*MATERIAL PROVIDED*.

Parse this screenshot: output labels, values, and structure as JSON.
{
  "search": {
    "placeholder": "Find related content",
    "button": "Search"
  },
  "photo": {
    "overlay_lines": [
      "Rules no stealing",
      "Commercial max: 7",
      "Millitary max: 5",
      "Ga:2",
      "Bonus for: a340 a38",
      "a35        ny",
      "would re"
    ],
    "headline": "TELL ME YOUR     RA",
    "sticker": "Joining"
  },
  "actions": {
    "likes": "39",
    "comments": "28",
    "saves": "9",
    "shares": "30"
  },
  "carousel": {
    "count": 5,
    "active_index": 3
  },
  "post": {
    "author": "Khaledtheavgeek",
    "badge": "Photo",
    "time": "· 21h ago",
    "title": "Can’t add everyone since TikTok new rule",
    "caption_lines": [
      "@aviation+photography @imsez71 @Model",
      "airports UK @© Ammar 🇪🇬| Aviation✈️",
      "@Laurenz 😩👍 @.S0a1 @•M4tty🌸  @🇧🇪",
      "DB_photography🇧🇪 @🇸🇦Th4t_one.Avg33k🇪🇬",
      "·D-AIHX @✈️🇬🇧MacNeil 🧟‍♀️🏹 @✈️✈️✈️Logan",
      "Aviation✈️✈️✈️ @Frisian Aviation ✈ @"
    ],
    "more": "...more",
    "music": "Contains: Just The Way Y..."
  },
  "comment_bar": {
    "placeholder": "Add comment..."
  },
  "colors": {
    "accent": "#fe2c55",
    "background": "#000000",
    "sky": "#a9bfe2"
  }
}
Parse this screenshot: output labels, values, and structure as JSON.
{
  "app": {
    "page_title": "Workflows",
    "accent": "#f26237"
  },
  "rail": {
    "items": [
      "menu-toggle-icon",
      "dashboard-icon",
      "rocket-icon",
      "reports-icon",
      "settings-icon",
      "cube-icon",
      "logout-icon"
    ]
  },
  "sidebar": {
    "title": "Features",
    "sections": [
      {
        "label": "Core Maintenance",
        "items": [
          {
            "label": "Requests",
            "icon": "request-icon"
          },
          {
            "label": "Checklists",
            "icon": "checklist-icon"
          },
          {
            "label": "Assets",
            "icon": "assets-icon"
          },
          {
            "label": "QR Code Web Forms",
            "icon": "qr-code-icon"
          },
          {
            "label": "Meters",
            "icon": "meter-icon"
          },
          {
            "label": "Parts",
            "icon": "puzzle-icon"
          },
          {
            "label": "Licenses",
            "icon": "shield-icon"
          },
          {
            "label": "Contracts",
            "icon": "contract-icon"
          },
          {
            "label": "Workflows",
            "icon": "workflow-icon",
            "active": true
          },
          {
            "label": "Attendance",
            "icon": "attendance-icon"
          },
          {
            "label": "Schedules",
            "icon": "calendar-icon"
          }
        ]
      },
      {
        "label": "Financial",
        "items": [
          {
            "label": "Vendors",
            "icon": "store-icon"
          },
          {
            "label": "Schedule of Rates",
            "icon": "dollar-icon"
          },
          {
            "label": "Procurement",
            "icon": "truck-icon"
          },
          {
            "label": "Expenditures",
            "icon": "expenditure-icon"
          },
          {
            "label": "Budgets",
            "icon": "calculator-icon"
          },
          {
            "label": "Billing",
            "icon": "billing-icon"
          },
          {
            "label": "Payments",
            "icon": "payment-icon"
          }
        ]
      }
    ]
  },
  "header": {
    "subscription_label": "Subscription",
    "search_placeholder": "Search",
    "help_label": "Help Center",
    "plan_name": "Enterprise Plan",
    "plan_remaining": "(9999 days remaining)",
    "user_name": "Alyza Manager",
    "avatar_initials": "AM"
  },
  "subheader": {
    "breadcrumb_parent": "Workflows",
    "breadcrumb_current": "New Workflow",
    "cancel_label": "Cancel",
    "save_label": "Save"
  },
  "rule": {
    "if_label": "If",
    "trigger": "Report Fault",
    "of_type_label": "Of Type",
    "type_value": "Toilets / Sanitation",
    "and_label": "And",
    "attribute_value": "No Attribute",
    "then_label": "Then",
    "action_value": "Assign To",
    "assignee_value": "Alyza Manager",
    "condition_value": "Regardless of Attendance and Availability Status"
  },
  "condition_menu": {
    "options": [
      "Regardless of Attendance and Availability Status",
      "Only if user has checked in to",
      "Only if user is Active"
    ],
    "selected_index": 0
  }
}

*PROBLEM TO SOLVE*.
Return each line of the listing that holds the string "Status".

*ANSWER SECTION*.
    "condition_value": "Regardless of Attendance and Availability Status"
      "Regardless of Attendance and Availability Status",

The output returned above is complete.